WORK INSTRUCTION: State the number of lines in the records underneath where the word "Chance" turns up, and say nothing else.

Collected data entries

#####

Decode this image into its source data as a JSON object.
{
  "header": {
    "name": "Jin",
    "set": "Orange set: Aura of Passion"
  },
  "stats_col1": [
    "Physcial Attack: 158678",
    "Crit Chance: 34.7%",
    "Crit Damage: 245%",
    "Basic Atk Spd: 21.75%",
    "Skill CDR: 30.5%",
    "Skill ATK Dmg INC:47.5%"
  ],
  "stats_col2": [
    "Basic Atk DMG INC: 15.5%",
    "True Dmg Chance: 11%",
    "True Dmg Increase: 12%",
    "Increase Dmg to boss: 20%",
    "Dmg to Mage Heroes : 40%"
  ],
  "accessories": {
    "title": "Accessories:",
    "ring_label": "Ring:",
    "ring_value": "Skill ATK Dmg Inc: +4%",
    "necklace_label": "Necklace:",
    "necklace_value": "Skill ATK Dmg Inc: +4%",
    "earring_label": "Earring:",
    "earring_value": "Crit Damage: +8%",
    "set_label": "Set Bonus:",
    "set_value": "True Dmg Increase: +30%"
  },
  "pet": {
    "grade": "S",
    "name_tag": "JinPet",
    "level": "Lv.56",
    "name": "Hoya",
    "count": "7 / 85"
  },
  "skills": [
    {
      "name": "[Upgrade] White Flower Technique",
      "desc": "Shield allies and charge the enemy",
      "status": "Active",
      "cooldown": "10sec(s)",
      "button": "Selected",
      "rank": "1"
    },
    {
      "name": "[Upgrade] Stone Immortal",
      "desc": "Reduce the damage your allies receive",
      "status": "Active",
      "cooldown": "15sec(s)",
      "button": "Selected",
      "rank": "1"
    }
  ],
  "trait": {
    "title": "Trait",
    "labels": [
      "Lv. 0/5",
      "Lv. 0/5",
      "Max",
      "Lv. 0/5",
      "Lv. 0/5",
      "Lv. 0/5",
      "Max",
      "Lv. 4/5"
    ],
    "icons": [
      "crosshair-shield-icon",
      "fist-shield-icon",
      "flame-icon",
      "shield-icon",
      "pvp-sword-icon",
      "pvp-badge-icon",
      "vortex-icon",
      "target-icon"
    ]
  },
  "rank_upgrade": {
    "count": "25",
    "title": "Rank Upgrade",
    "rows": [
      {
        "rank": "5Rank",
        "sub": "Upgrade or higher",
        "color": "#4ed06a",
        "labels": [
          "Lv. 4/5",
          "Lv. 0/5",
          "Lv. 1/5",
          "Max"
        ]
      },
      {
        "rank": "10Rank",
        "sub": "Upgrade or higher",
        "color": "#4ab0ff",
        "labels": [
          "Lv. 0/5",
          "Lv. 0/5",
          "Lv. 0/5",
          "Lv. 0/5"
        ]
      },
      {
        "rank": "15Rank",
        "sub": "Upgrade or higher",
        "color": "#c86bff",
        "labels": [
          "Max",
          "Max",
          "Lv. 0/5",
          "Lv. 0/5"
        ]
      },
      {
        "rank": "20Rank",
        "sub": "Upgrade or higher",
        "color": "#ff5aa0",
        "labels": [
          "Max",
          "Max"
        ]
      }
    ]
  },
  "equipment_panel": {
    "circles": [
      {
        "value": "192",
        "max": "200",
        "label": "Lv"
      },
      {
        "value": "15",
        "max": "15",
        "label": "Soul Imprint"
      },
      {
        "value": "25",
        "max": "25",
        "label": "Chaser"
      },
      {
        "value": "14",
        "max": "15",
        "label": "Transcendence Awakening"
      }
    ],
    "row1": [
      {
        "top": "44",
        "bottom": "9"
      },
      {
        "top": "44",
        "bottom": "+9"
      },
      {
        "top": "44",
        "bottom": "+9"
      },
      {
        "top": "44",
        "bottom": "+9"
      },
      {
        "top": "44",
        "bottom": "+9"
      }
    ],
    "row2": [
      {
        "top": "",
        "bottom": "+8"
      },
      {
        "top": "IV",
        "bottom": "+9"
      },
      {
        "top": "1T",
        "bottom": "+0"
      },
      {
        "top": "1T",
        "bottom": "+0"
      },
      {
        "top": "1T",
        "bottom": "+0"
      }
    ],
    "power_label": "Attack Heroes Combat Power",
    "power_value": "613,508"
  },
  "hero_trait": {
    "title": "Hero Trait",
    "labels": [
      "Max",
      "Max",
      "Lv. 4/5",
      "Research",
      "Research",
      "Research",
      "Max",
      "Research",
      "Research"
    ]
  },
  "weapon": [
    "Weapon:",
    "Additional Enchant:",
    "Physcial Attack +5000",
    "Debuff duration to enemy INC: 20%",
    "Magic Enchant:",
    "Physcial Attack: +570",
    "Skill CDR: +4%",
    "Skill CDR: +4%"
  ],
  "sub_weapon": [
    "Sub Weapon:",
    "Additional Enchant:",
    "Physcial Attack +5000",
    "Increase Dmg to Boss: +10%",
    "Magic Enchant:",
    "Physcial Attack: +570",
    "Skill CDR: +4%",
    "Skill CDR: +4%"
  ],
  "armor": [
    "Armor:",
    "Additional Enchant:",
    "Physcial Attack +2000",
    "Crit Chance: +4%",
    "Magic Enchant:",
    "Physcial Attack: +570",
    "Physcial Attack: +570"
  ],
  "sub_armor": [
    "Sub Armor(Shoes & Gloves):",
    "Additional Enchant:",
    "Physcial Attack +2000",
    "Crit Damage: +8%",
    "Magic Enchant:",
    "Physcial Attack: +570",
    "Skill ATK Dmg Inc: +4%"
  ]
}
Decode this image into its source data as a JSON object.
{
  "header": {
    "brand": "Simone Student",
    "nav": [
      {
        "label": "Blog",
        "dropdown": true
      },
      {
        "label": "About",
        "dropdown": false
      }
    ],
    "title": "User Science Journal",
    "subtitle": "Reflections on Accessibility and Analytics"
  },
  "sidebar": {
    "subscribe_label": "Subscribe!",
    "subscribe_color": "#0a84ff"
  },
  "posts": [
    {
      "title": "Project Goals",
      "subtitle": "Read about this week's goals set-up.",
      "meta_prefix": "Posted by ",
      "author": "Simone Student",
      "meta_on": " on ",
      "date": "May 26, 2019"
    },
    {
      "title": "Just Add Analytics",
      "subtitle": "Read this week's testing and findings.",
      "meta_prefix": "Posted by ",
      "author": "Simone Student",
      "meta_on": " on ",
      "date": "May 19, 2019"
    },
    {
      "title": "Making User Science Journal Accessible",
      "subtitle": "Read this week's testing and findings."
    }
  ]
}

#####

TASK OUTPUT: 3